**App and web page records**.

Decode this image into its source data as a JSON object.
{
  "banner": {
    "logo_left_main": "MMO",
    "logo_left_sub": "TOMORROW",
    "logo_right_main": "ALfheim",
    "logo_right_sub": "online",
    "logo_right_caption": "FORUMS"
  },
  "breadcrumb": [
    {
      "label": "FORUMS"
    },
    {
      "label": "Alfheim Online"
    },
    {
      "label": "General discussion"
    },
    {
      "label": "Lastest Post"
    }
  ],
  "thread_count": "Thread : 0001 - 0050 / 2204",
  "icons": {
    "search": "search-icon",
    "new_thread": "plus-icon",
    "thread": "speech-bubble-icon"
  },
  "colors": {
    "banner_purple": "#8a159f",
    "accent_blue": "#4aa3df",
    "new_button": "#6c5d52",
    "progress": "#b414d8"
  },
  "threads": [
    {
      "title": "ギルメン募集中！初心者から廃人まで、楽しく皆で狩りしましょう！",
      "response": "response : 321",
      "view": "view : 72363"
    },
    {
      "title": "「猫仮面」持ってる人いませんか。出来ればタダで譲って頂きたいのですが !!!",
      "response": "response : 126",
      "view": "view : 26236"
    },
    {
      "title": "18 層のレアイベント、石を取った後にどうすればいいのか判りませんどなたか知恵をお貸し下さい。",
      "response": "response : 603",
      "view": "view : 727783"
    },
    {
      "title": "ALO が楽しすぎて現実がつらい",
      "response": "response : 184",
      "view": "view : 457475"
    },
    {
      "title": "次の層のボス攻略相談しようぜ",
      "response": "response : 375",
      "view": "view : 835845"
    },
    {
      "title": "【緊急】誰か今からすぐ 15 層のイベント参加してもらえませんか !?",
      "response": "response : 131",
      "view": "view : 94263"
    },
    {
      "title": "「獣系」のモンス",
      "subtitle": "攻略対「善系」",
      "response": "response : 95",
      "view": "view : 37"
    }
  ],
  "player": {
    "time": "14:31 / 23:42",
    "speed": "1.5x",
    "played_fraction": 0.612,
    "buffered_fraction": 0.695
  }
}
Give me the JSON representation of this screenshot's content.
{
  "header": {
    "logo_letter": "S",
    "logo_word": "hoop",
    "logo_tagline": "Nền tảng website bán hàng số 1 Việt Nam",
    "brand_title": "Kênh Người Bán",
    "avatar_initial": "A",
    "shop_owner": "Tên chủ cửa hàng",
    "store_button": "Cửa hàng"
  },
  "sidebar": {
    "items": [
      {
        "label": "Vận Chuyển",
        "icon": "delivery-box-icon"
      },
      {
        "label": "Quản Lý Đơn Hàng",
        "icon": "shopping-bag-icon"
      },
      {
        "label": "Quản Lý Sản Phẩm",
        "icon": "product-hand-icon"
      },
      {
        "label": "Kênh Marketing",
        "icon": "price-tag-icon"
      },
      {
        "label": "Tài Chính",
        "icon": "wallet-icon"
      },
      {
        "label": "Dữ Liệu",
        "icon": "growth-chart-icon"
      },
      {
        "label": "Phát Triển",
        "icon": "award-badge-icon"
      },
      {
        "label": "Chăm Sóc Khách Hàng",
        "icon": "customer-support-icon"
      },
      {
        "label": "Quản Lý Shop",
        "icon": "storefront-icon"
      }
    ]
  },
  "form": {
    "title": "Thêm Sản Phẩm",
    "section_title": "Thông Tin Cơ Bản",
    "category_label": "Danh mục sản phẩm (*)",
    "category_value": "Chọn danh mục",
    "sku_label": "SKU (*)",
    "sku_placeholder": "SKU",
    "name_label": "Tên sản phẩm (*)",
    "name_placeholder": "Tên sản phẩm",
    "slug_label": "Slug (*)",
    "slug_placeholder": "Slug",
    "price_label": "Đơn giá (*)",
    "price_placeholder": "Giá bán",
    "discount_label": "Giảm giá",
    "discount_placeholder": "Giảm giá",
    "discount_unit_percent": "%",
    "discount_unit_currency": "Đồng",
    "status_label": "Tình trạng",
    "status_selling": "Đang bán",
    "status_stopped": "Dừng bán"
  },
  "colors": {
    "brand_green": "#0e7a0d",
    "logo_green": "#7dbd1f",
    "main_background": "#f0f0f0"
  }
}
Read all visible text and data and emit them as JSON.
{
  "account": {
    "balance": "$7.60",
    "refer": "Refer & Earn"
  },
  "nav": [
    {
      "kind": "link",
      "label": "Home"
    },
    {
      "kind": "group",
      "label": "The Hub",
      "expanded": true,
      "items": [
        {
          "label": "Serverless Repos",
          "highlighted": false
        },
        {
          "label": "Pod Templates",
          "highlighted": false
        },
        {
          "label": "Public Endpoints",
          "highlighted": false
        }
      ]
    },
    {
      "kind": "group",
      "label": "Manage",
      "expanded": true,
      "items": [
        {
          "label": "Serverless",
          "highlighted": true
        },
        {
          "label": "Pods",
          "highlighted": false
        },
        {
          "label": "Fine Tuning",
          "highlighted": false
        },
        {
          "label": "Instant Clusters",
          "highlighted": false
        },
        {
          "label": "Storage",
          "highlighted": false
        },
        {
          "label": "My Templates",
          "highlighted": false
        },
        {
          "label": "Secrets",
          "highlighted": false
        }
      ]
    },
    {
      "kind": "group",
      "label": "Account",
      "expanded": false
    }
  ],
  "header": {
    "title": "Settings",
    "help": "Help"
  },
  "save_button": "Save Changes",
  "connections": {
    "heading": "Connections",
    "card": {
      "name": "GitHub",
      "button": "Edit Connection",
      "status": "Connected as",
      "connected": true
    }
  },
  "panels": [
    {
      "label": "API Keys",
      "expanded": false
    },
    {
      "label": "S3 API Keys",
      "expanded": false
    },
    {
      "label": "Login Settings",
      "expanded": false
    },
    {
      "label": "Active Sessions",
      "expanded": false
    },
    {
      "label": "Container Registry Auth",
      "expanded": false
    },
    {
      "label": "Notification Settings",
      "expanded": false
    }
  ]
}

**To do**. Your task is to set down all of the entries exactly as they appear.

**Written reply**.
Decode this image into its source data as a JSON object.
{
  "banner": {
    "logo_left_main": "MMO",
    "logo_left_sub": "TOMORROW",
    "logo_right_main": "ALfheim",
    "logo_right_sub": "online",
    "logo_right_caption": "FORUMS"
  },
  "breadcrumb": [
    {
      "label": "FORUMS"
    },
    {
      "label": "Alfheim Online"
    },
    {
      "label": "General discussion"
    },
    {
      "label": "Lastest Post"
    }
  ],
  "thread_count": "Thread : 0001 - 0050 / 2204",
  "icons": {
    "search": "search-icon",
    "new_thread": "plus-icon",
    "thread": "speech-bubble-icon"
  },
  "colors": {
    "banner_purple": "#8a159f",
    "accent_blue": "#4aa3df",
    "new_button": "#6c5d52",
    "progress": "#b414d8"
  },
  "threads": [
    {
      "title": "ギルメン募集中！初心者から廃人まで、楽しく皆で狩りしましょう！",
      "response": "response : 321",
      "view": "view : 72363"
    },
    {
      "title": "「猫仮面」持ってる人いませんか。出来ればタダで譲って頂きたいのですが !!!",
      "response": "response : 126",
      "view": "view : 26236"
    },
    {
      "title": "18 層のレアイベント、石を取った後にどうすればいいのか判りませんどなたか知恵をお貸し下さい。",
      "response": "response : 603",
      "view": "view : 727783"
    },
    {
      "title": "ALO が楽しすぎて現実がつらい",
      "response": "response : 184",
      "view": "view : 457475"
    },
    {
      "title": "次の層のボス攻略相談しようぜ",
      "response": "response : 375",
      "view": "view : 835845"
    },
    {
      "title": "【緊急】誰か今からすぐ 15 層のイベント参加してもらえませんか !?",
      "response": "response : 131",
      "view": "view : 94263"
    },
    {
      "title": "「獣系」のモンス",
      "subtitle": "攻略対「善系」",
      "response": "response : 95",
      "view": "view : 37"
    }
  ],
  "player": {
    "time": "14:31 / 23:42",
    "speed": "1.5x",
    "played_fraction": 0.612,
    "buffered_fraction": 0.695
  }
}
Give me the JSON representation of this screenshot's content.
{
  "header": {
    "logo_letter": "S",
    "logo_word": "hoop",
    "logo_tagline": "Nền tảng website bán hàng số 1 Việt Nam",
    "brand_title": "Kênh Người Bán",
    "avatar_initial": "A",
    "shop_owner": "Tên chủ cửa hàng",
    "store_button": "Cửa hàng"
  },
  "sidebar": {
    "items": [
      {
        "label": "Vận Chuyển",
        "icon": "delivery-box-icon"
      },
      {
        "label": "Quản Lý Đơn Hàng",
        "icon": "shopping-bag-icon"
      },
      {
        "label": "Quản Lý Sản Phẩm",
        "icon": "product-hand-icon"
      },
      {
        "label": "Kênh Marketing",
        "icon": "price-tag-icon"
      },
      {
        "label": "Tài Chính",
        "icon": "wallet-icon"
      },
      {
        "label": "Dữ Liệu",
        "icon": "growth-chart-icon"
      },
      {
        "label": "Phát Triển",
        "icon": "award-badge-icon"
      },
      {
        "label": "Chăm Sóc Khách Hàng",
        "icon": "customer-support-icon"
      },
      {
        "label": "Quản Lý Shop",
        "icon": "storefront-icon"
      }
    ]
  },
  "form": {
    "title": "Thêm Sản Phẩm",
    "section_title": "Thông Tin Cơ Bản",
    "category_label": "Danh mục sản phẩm (*)",
    "category_value": "Chọn danh mục",
    "sku_label": "SKU (*)",
    "sku_placeholder": "SKU",
    "name_label": "Tên sản phẩm (*)",
    "name_placeholder": "Tên sản phẩm",
    "slug_label": "Slug (*)",
    "slug_placeholder": "Slug",
    "price_label": "Đơn giá (*)",
    "price_placeholder": "Giá bán",
    "discount_label": "Giảm giá",
    "discount_placeholder": "Giảm giá",
    "discount_unit_percent": "%",
    "discount_unit_currency": "Đồng",
    "status_label": "Tình trạng",
    "status_selling": "Đang bán",
    "status_stopped": "Dừng bán"
  },
  "colors": {
    "brand_green": "#0e7a0d",
    "logo_green": "#7dbd1f",
    "main_background": "#f0f0f0"
  }
}
Read all visible text and data and emit them as JSON.
{
  "account": {
    "balance": "$7.60",
    "refer": "Refer & Earn"
  },
  "nav": [
    {
      "kind": "link",
      "label": "Home"
    },
    {
      "kind": "group",
      "label": "The Hub",
      "expanded": true,
      "items": [
        {
          "label": "Serverless Repos",
          "highlighted": false
        },
        {
          "label": "Pod Templates",
          "highlighted": false
        },
        {
          "label": "Public Endpoints",
          "highlighted": false
        }
      ]
    },
    {
      "kind": "group",
      "label": "Manage",
      "expanded": true,
      "items": [
        {
          "label": "Serverless",
          "highlighted": true
        },
        {
          "label": "Pods",
          "highlighted": false
        },
        {
          "label": "Fine Tuning",
          "highlighted": false
        },
        {
          "label": "Instant Clusters",
          "highlighted": false
        },
        {
          "label": "Storage",
          "highlighted": false
        },
        {
          "label": "My Templates",
          "highlighted": false
        },
        {
          "label": "Secrets",
          "highlighted": false
        }
      ]
    },
    {
      "kind": "group",
      "label": "Account",
      "expanded": false
    }
  ],
  "header": {
    "title": "Settings",
    "help": "Help"
  },
  "save_button": "Save Changes",
  "connections": {
    "heading": "Connections",
    "card": {
      "name": "GitHub",
      "button": "Edit Connection",
      "status": "Connected as",
      "connected": true
    }
  },
  "panels": [
    {
      "label": "API Keys",
      "expanded": false
    },
    {
      "label": "S3 API Keys",
      "expanded": false
    },
    {
      "label": "Login Settings",
      "expanded": false
    },
    {
      "label": "Active Sessions",
      "expanded": false
    },
    {
      "label": "Container Registry Auth",
      "expanded": false
    },
    {
      "label": "Notification Settings",
      "expanded": false
    }
  ]
}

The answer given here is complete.